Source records
_ _ _ _

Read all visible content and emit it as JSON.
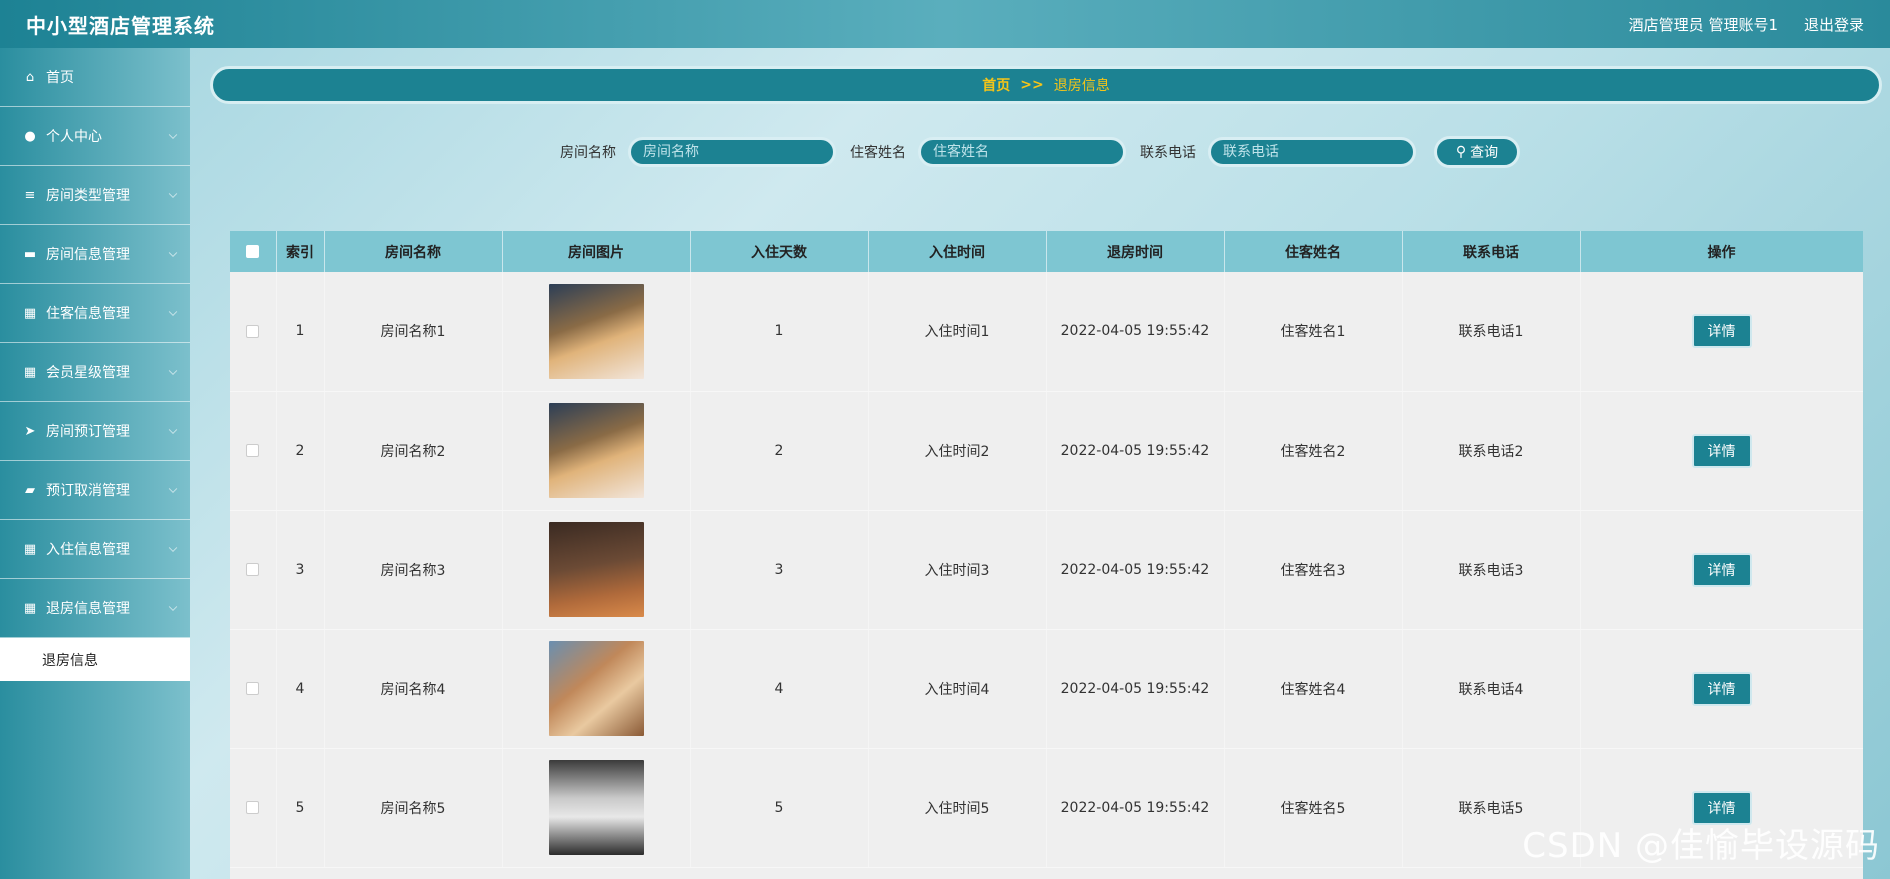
{
  "header": {
    "title": "中小型酒店管理系统",
    "user_label": "酒店管理员 管理账号1",
    "logout_label": "退出登录"
  },
  "sidebar": {
    "items": [
      {
        "label": "首页",
        "icon": "home-icon"
      },
      {
        "label": "个人中心",
        "icon": "user-icon"
      },
      {
        "label": "房间类型管理",
        "icon": "sliders-icon"
      },
      {
        "label": "房间信息管理",
        "icon": "monitor-icon"
      },
      {
        "label": "住客信息管理",
        "icon": "grid-icon"
      },
      {
        "label": "会员星级管理",
        "icon": "grid-icon"
      },
      {
        "label": "房间预订管理",
        "icon": "send-icon"
      },
      {
        "label": "预订取消管理",
        "icon": "ticket-icon"
      },
      {
        "label": "入住信息管理",
        "icon": "grid-icon"
      },
      {
        "label": "退房信息管理",
        "icon": "grid-icon"
      }
    ],
    "sub_item": "退房信息"
  },
  "breadcrumb": {
    "home": "首页",
    "separator": ">>",
    "current": "退房信息"
  },
  "search": {
    "room_name_label": "房间名称",
    "room_name_placeholder": "房间名称",
    "guest_name_label": "住客姓名",
    "guest_name_placeholder": "住客姓名",
    "phone_label": "联系电话",
    "phone_placeholder": "联系电话",
    "query_label": "查询"
  },
  "table": {
    "columns": [
      "索引",
      "房间名称",
      "房间图片",
      "入住天数",
      "入住时间",
      "退房时间",
      "住客姓名",
      "联系电话",
      "操作"
    ],
    "rows": [
      {
        "index": "1",
        "room_name": "房间名称1",
        "days": "1",
        "checkin": "入住时间1",
        "checkout": "2022-04-05 19:55:42",
        "guest": "住客姓名1",
        "phone": "联系电话1",
        "action": "详情"
      },
      {
        "index": "2",
        "room_name": "房间名称2",
        "days": "2",
        "checkin": "入住时间2",
        "checkout": "2022-04-05 19:55:42",
        "guest": "住客姓名2",
        "phone": "联系电话2",
        "action": "详情"
      },
      {
        "index": "3",
        "room_name": "房间名称3",
        "days": "3",
        "checkin": "入住时间3",
        "checkout": "2022-04-05 19:55:42",
        "guest": "住客姓名3",
        "phone": "联系电话3",
        "action": "详情"
      },
      {
        "index": "4",
        "room_name": "房间名称4",
        "days": "4",
        "checkin": "入住时间4",
        "checkout": "2022-04-05 19:55:42",
        "guest": "住客姓名4",
        "phone": "联系电话4",
        "action": "详情"
      },
      {
        "index": "5",
        "room_name": "房间名称5",
        "days": "5",
        "checkin": "入住时间5",
        "checkout": "2022-04-05 19:55:42",
        "guest": "住客姓名5",
        "phone": "联系电话5",
        "action": "详情"
      }
    ]
  },
  "watermark": "CSDN @佳愉毕设源码",
  "colors": {
    "primary": "#1c8292",
    "header_bg": "#7ec6d2",
    "breadcrumb_text": "#f5c518"
  }
}
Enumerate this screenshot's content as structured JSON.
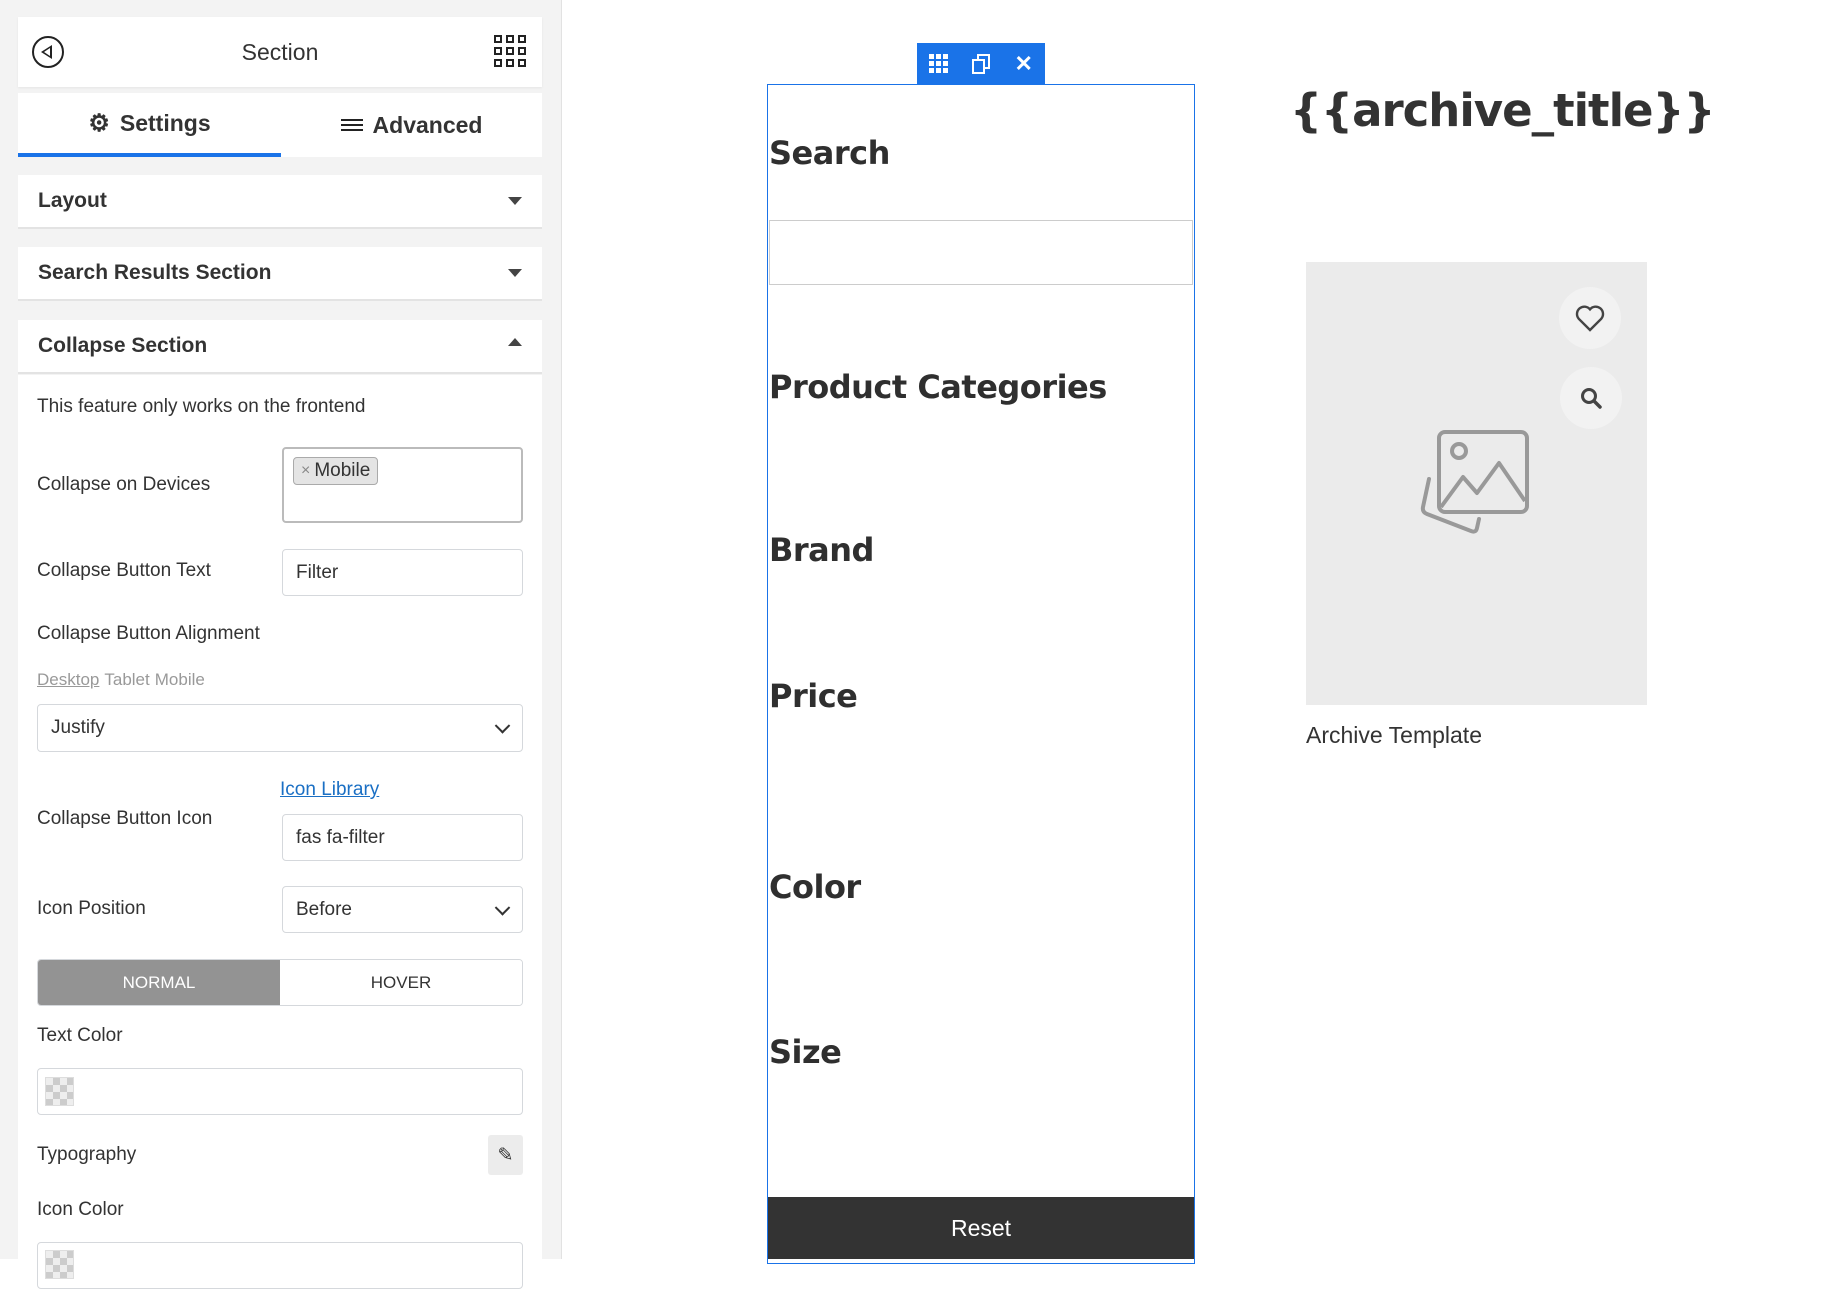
{
  "panel": {
    "header": {
      "title": "Section",
      "back_icon": "back-circle-icon",
      "grid_icon": "grid-icon"
    },
    "tabs": [
      {
        "label": "Settings",
        "icon": "gear-icon",
        "active": true
      },
      {
        "label": "Advanced",
        "icon": "sliders-icon",
        "active": false
      }
    ],
    "sections": [
      {
        "label": "Layout",
        "expanded": false
      },
      {
        "label": "Search Results Section",
        "expanded": false
      },
      {
        "label": "Collapse Section",
        "expanded": true
      }
    ],
    "collapse": {
      "notice": "This feature only works on the frontend",
      "devices_label": "Collapse on Devices",
      "devices_tags": [
        "Mobile"
      ],
      "button_text_label": "Collapse Button Text",
      "button_text_value": "Filter",
      "alignment_label": "Collapse Button Alignment",
      "responsive": [
        "Desktop",
        "Tablet",
        "Mobile"
      ],
      "alignment_value": "Justify",
      "icon_library_link": "Icon Library",
      "icon_label": "Collapse Button Icon",
      "icon_value": "fas fa-filter",
      "icon_position_label": "Icon Position",
      "icon_position_value": "Before",
      "state_tabs": [
        "NORMAL",
        "HOVER"
      ],
      "text_color_label": "Text Color",
      "typography_label": "Typography",
      "icon_color_label": "Icon Color"
    }
  },
  "canvas": {
    "toolbar_icons": [
      "grid-icon",
      "duplicate-icon",
      "close-icon"
    ],
    "accent": "#1a73e8",
    "filters": [
      "Search",
      "Product Categories",
      "Brand",
      "Price",
      "Color",
      "Size"
    ],
    "reset_label": "Reset",
    "archive_title": "{{archive_title}}",
    "product_caption": "Archive Template"
  }
}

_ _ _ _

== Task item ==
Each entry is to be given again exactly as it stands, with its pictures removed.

== Answer box ==
Read all visible content and emit it as JSON.
{
  "header": {
    "title": "中小型酒店管理系统",
    "user_label": "酒店管理员 管理账号1",
    "logout_label": "退出登录"
  },
  "sidebar": {
    "items": [
      {
        "label": "首页",
        "icon": "home-icon"
      },
      {
        "label": "个人中心",
        "icon": "user-icon"
      },
      {
        "label": "房间类型管理",
        "icon": "sliders-icon"
      },
      {
        "label": "房间信息管理",
        "icon": "monitor-icon"
      },
      {
        "label": "住客信息管理",
        "icon": "grid-icon"
      },
      {
        "label": "会员星级管理",
        "icon": "grid-icon"
      },
      {
        "label": "房间预订管理",
        "icon": "send-icon"
      },
      {
        "label": "预订取消管理",
        "icon": "ticket-icon"
      },
      {
        "label": "入住信息管理",
        "icon": "grid-icon"
      },
      {
        "label": "退房信息管理",
        "icon": "grid-icon"
      }
    ],
    "sub_item": "退房信息"
  },
  "breadcrumb": {
    "home": "首页",
    "separator": ">>",
    "current": "退房信息"
  },
  "search": {
    "room_name_label": "房间名称",
    "room_name_placeholder": "房间名称",
    "guest_name_label": "住客姓名",
    "guest_name_placeholder": "住客姓名",
    "phone_label": "联系电话",
    "phone_placeholder": "联系电话",
    "query_label": "查询"
  },
  "table": {
    "columns": [
      "索引",
      "房间名称",
      "房间图片",
      "入住天数",
      "入住时间",
      "退房时间",
      "住客姓名",
      "联系电话",
      "操作"
    ],
    "rows": [
      {
        "index": "1",
        "room_name": "房间名称1",
        "days": "1",
        "checkin": "入住时间1",
        "checkout": "2022-04-05 19:55:42",
        "guest": "住客姓名1",
        "phone": "联系电话1",
        "action": "详情"
      },
      {
        "index": "2",
        "room_name": "房间名称2",
        "days": "2",
        "checkin": "入住时间2",
        "checkout": "2022-04-05 19:55:42",
        "guest": "住客姓名2",
        "phone": "联系电话2",
        "action": "详情"
      },
      {
        "index": "3",
        "room_name": "房间名称3",
        "days": "3",
        "checkin": "入住时间3",
        "checkout": "2022-04-05 19:55:42",
        "guest": "住客姓名3",
        "phone": "联系电话3",
        "action": "详情"
      },
      {
        "index": "4",
        "room_name": "房间名称4",
        "days": "4",
        "checkin": "入住时间4",
        "checkout": "2022-04-05 19:55:42",
        "guest": "住客姓名4",
        "phone": "联系电话4",
        "action": "详情"
      },
      {
        "index": "5",
        "room_name": "房间名称5",
        "days": "5",
        "checkin": "入住时间5",
        "checkout": "2022-04-05 19:55:42",
        "guest": "住客姓名5",
        "phone": "联系电话5",
        "action": "详情"
      }
    ]
  },
  "watermark": "CSDN @佳愉毕设源码",
  "colors": {
    "primary": "#1c8292",
    "header_bg": "#7ec6d2",
    "breadcrumb_text": "#f5c518"
  }
}
Enumerate this screenshot's content as structured JSON.
{
  "panel": {
    "header": {
      "title": "Section",
      "back_icon": "back-circle-icon",
      "grid_icon": "grid-icon"
    },
    "tabs": [
      {
        "label": "Settings",
        "icon": "gear-icon",
        "active": true
      },
      {
        "label": "Advanced",
        "icon": "sliders-icon",
        "active": false
      }
    ],
    "sections": [
      {
        "label": "Layout",
        "expanded": false
      },
      {
        "label": "Search Results Section",
        "expanded": false
      },
      {
        "label": "Collapse Section",
        "expanded": true
      }
    ],
    "collapse": {
      "notice": "This feature only works on the frontend",
      "devices_label": "Collapse on Devices",
      "devices_tags": [
        "Mobile"
      ],
      "button_text_label": "Collapse Button Text",
      "button_text_value": "Filter",
      "alignment_label": "Collapse Button Alignment",
      "responsive": [
        "Desktop",
        "Tablet",
        "Mobile"
      ],
      "alignment_value": "Justify",
      "icon_library_link": "Icon Library",
      "icon_label": "Collapse Button Icon",
      "icon_value": "fas fa-filter",
      "icon_position_label": "Icon Position",
      "icon_position_value": "Before",
      "state_tabs": [
        "NORMAL",
        "HOVER"
      ],
      "text_color_label": "Text Color",
      "typography_label": "Typography",
      "icon_color_label": "Icon Color"
    }
  },
  "canvas": {
    "toolbar_icons": [
      "grid-icon",
      "duplicate-icon",
      "close-icon"
    ],
    "accent": "#1a73e8",
    "filters": [
      "Search",
      "Product Categories",
      "Brand",
      "Price",
      "Color",
      "Size"
    ],
    "reset_label": "Reset",
    "archive_title": "{{archive_title}}",
    "product_caption": "Archive Template"
  }
}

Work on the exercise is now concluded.